    SF in Vietnam used many weapons, many were left over from the WWII days. The South Vietnamese and the VC, had a Thompson or two. This also, included many French weapons as well. (Mostly of the M-1 Type.)

    The Thompson Sub-gun wouldn't be an issue weapon to an SF team; howver, an individual might 'acquire' one. :)

    Some SF people on SOG operations, in 'Nam carried all types of 'sterile' weapons and equipment, for the purpose of deniability, etc.

    As someone mentioned, an SF Group might have Thompsons or many other types of weapons on hand, for cross training and or/for the two weapons Sgts. to work with.

    I picked up a Chinese copy of the M-1 Thompson in Korea. The ChiComs had a few real WWII American Thompsons, as well as their copycat ones.

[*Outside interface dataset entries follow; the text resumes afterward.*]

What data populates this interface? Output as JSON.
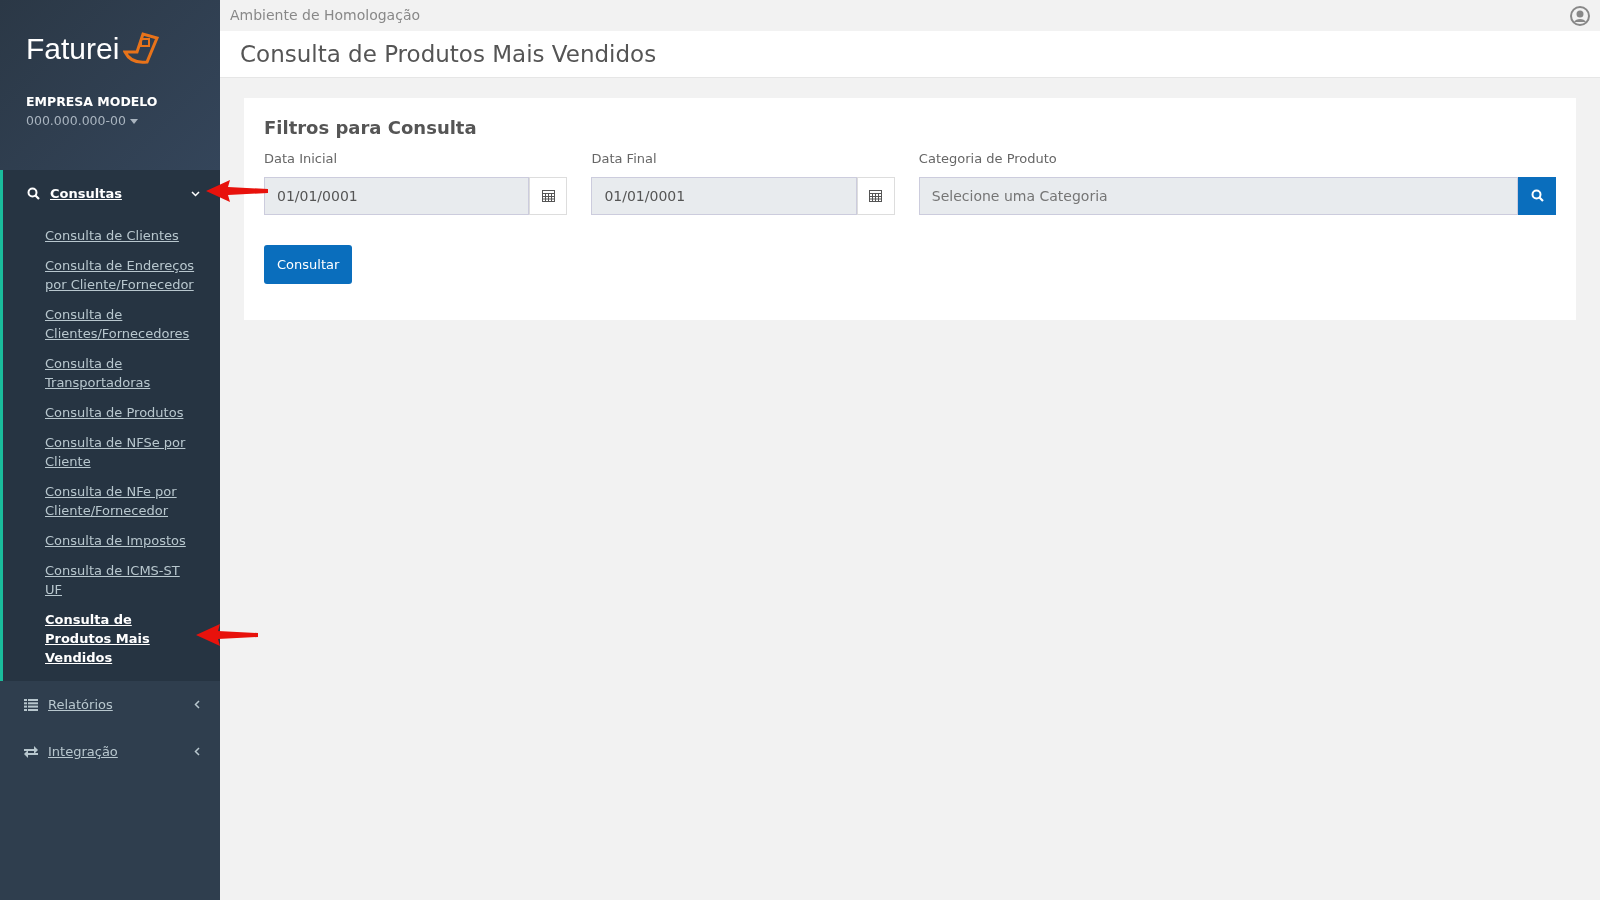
{
  "sidebar": {
    "logo": "Faturei",
    "company": "EMPRESA MODELO",
    "company_id": "000.000.000-00",
    "menu": [
      {
        "kind": "search",
        "label": "Consultas",
        "expanded": true,
        "children": [
          {
            "label": "Consulta de Clientes",
            "selected": false
          },
          {
            "label": "Consulta de Endereços por Cliente/Fornecedor",
            "selected": false
          },
          {
            "label": "Consulta de Clientes/Fornecedores",
            "selected": false
          },
          {
            "label": "Consulta de Transportadoras",
            "selected": false
          },
          {
            "label": "Consulta de Produtos",
            "selected": false
          },
          {
            "label": "Consulta de NFSe por Cliente",
            "selected": false
          },
          {
            "label": "Consulta de NFe por Cliente/Fornecedor",
            "selected": false
          },
          {
            "label": "Consulta de Impostos",
            "selected": false
          },
          {
            "label": "Consulta de ICMS-ST UF",
            "selected": false
          },
          {
            "label": "Consulta de Produtos Mais Vendidos",
            "selected": true
          }
        ]
      },
      {
        "kind": "list",
        "label": "Relatórios",
        "expanded": false
      },
      {
        "kind": "exchange",
        "label": "Integração",
        "expanded": false
      }
    ]
  },
  "topbar": {
    "environment": "Ambiente de Homologação"
  },
  "page_title": "Consulta de Produtos Mais Vendidos",
  "filters": {
    "title": "Filtros para Consulta",
    "fields": [
      {
        "kind": "date",
        "label": "Data Inicial",
        "value": "01/01/0001"
      },
      {
        "kind": "date",
        "label": "Data Final",
        "value": "01/01/0001"
      },
      {
        "kind": "search",
        "label": "Categoria de Produto",
        "placeholder": "Selecione uma Categoria"
      }
    ],
    "button": "Consultar"
  }
}
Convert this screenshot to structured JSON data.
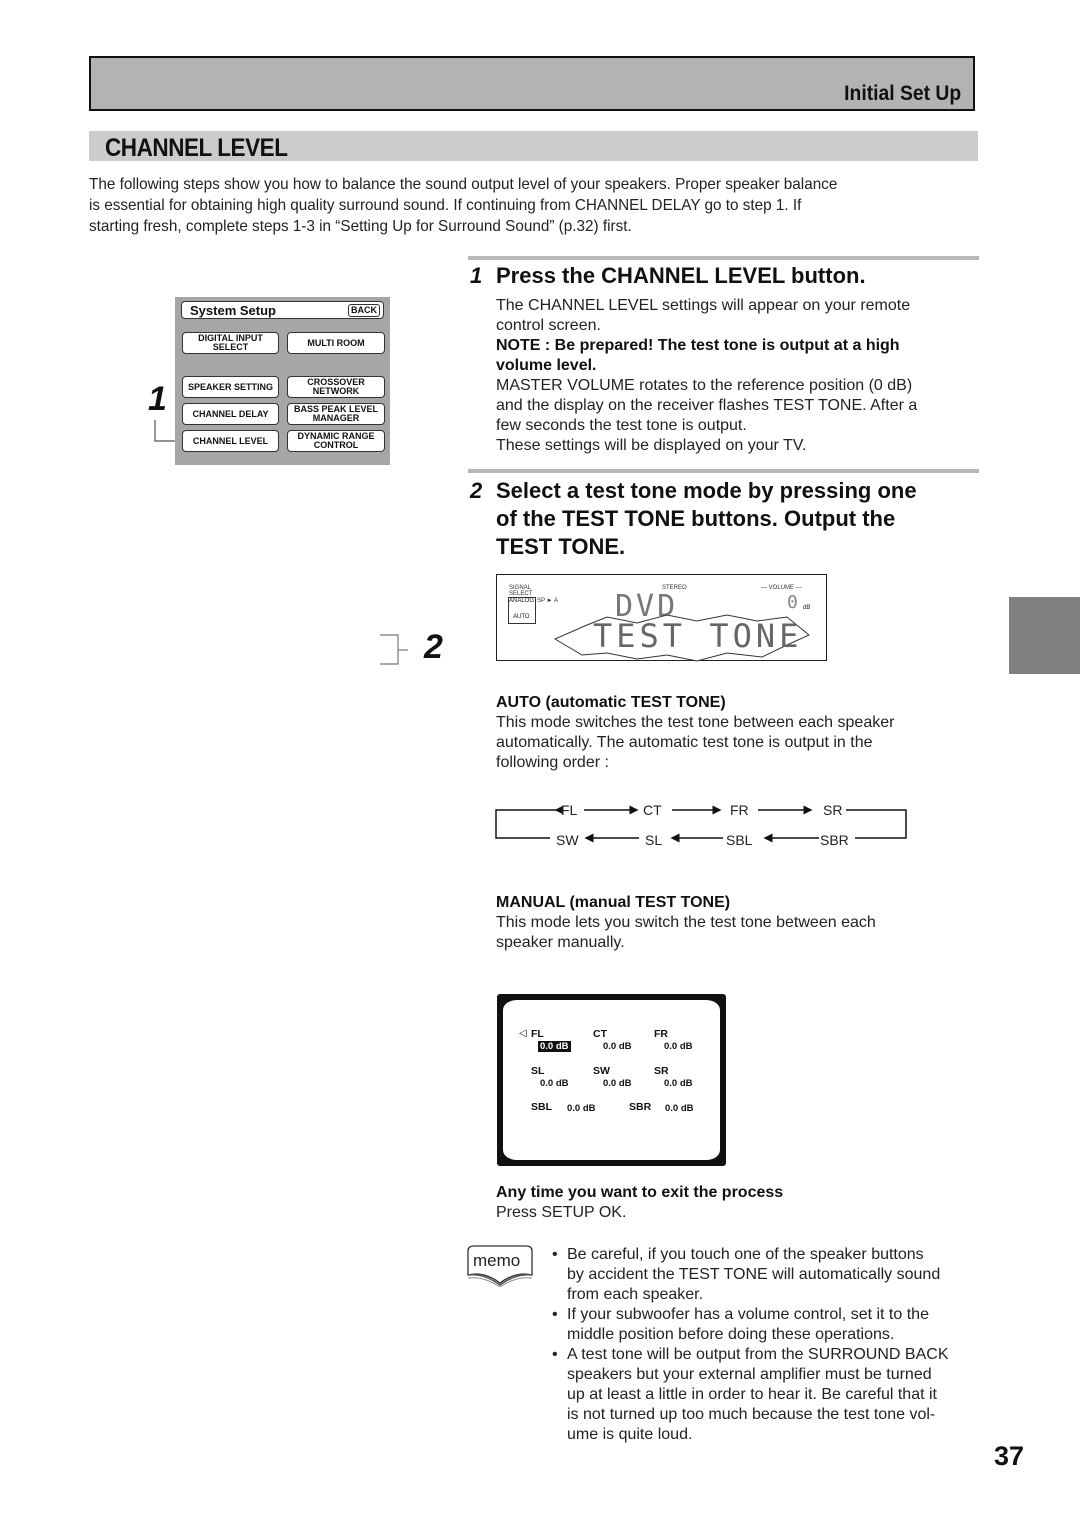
{
  "header": {
    "section": "Initial Set Up"
  },
  "title": "CHANNEL LEVEL",
  "intro_lines": [
    "The following steps show you how to balance the sound output level of your speakers. Proper speaker balance",
    "is essential for obtaining high quality surround sound. If continuing from CHANNEL DELAY go to step 1. If",
    "starting fresh, complete steps 1-3 in “Setting Up for Surround Sound” (p.32) first."
  ],
  "remote": {
    "title": "System Setup",
    "back": "BACK",
    "step_callout": "1",
    "buttons": [
      {
        "label": "DIGITAL INPUT SELECT"
      },
      {
        "label": "MULTI ROOM"
      },
      {
        "label": "SPEAKER SETTING"
      },
      {
        "label": "CROSSOVER NETWORK"
      },
      {
        "label": "CHANNEL DELAY"
      },
      {
        "label": "BASS PEAK LEVEL MANAGER"
      },
      {
        "label": "CHANNEL LEVEL"
      },
      {
        "label": "DYNAMIC RANGE CONTROL"
      }
    ]
  },
  "step1": {
    "num": "1",
    "heading": "Press the CHANNEL LEVEL button.",
    "p1": [
      "The CHANNEL LEVEL settings will appear on your remote",
      "control screen."
    ],
    "note": [
      "NOTE : Be prepared! The test tone is output at a high",
      "volume level."
    ],
    "p2": [
      "MASTER VOLUME rotates to the reference position (0 dB)",
      "and the display on the receiver flashes TEST TONE. After a",
      "few seconds the test tone is output.",
      "These settings will be displayed on your TV."
    ]
  },
  "step2": {
    "num": "2",
    "callout": "2",
    "heading": [
      "Select a test tone mode by pressing one",
      "of the TEST TONE buttons. Output the",
      "TEST TONE."
    ]
  },
  "display": {
    "signal_select": [
      "SIGNAL",
      "SELECT"
    ],
    "analog": "ANALOG",
    "sp": "SP ► A",
    "auto": "AUTO",
    "stereo": "STEREO",
    "volume_label": "VOLUME",
    "volume_value": "0",
    "volume_unit": "dB",
    "source": "DVD",
    "message": "TEST TONE"
  },
  "auto_mode": {
    "heading": "AUTO (automatic TEST TONE)",
    "body": [
      "This mode switches the test tone between each speaker",
      "automatically. The automatic test tone is output in the",
      "following order :"
    ],
    "order_top": [
      "FL",
      "CT",
      "FR",
      "SR"
    ],
    "order_bottom": [
      "SW",
      "SL",
      "SBL",
      "SBR"
    ]
  },
  "manual_mode": {
    "heading": "MANUAL (manual TEST TONE)",
    "body": [
      "This mode lets you switch the test tone between each",
      "speaker manually."
    ]
  },
  "tv_screen": {
    "channels": [
      {
        "name": "FL",
        "value": "0.0 dB",
        "selected": true
      },
      {
        "name": "CT",
        "value": "0.0 dB"
      },
      {
        "name": "FR",
        "value": "0.0 dB"
      },
      {
        "name": "SL",
        "value": "0.0 dB"
      },
      {
        "name": "SW",
        "value": "0.0 dB"
      },
      {
        "name": "SR",
        "value": "0.0 dB"
      },
      {
        "name": "SBL",
        "value": "0.0 dB"
      },
      {
        "name": "SBR",
        "value": "0.0 dB"
      }
    ]
  },
  "exit": {
    "heading": "Any time you want to exit the process",
    "body": "Press SETUP OK."
  },
  "memo": {
    "label": "memo",
    "bullets": [
      [
        "Be careful, if you touch one of the speaker buttons",
        "by accident the TEST TONE will automatically sound",
        "from each speaker."
      ],
      [
        "If your subwoofer has a volume control, set it to the",
        "middle position before doing these operations."
      ],
      [
        "A test tone will be output from the SURROUND BACK",
        "speakers but your external amplifier must be turned",
        "up at least a little in order to hear it. Be careful that it",
        "is not turned up too much because the test tone vol-",
        "ume is quite loud."
      ]
    ]
  },
  "page_number": "37"
}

The copycat ChiCom model, showed tool marks and looked like it was made in a back ally somewhere. Of course the Russian/ChiCom PPSH was the weapon of choice, there in Korea for both the ChiCom and NK.

    My old LE Department, had a couple of 1928 Thompsons, with the drum magzines. The were a beautiful looking piece of machinery, very well made. In firing them at the range, I never had a jam or misfire.

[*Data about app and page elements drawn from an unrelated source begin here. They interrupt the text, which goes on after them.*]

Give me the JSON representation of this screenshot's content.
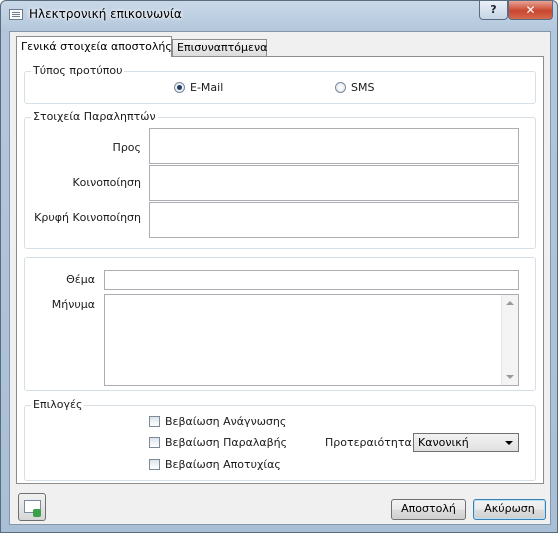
{
  "window": {
    "title": "Ηλεκτρονική επικοινωνία",
    "help_label": "?",
    "close_label": "✕"
  },
  "tabs": [
    {
      "label": "Γενικά στοιχεία αποστολής",
      "active": true
    },
    {
      "label": "Επισυναπτόμενα",
      "active": false
    }
  ],
  "template_type": {
    "title": "Τύπος προτύπου",
    "options": [
      {
        "label": "E-Mail",
        "selected": true
      },
      {
        "label": "SMS",
        "selected": false
      }
    ]
  },
  "recipients": {
    "title": "Στοιχεία Παραληπτών",
    "to_label": "Προς",
    "to_value": "",
    "cc_label": "Κοινοποίηση",
    "cc_value": "",
    "bcc_label": "Κρυφή Κοινοποίηση",
    "bcc_value": ""
  },
  "message": {
    "subject_label": "Θέμα",
    "subject_value": "",
    "body_label": "Μήνυμα",
    "body_value": ""
  },
  "options": {
    "title": "Επιλογές",
    "checkboxes": [
      {
        "label": "Βεβαίωση Ανάγνωσης",
        "checked": false
      },
      {
        "label": "Βεβαίωση Παραλαβής",
        "checked": false
      },
      {
        "label": "Βεβαίωση Αποτυχίας",
        "checked": false
      }
    ],
    "priority_label": "Προτεραιότητα",
    "priority_value": "Κανονική"
  },
  "footer": {
    "send_label": "Αποστολή",
    "cancel_label": "Ακύρωση",
    "icon": "email-attachment-icon"
  }
}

    Military version M-1
  11. AlienFTM

    AlienFTM LE Book Reviewer

    We had Thomsons demonstrated for familiarisation at NIRTT in 1976.
  12. Thompsons were on general issue during the first three years of the war, so its quite normal to see them in photos of British & Commonwealth troops from 1939-43. Sometime after that, they were gradually withdrawn and replaced by Stens. At the end of the North Africa campaign, for example, 8th Army was re-equipped in Tunis: on the small-arms side, they handed in their No1 rifles (WW1-vintage SMLEs) and were issued the new No4 rifle. Maybe the Thompsons went at the same time? Most photos of the Italy and NW Europe campaigns appear to show Stens instead of Thompsons.
  13. Thanks for the prompt reply 4 (T). It never ceases to amaze me at the depth of knowledge that’s available on ARRSE.
  14. We had a few training weapons in Cyprus 2002-04 which dated from the 1950s. Most were captured from EOKA and some had Greek royal crests stamped in them. But one was an M1 Thomson stamped with the letters TMT. TMT was the Turkish equivalent of loyalist terrorists. Interesting footnote to history, I think.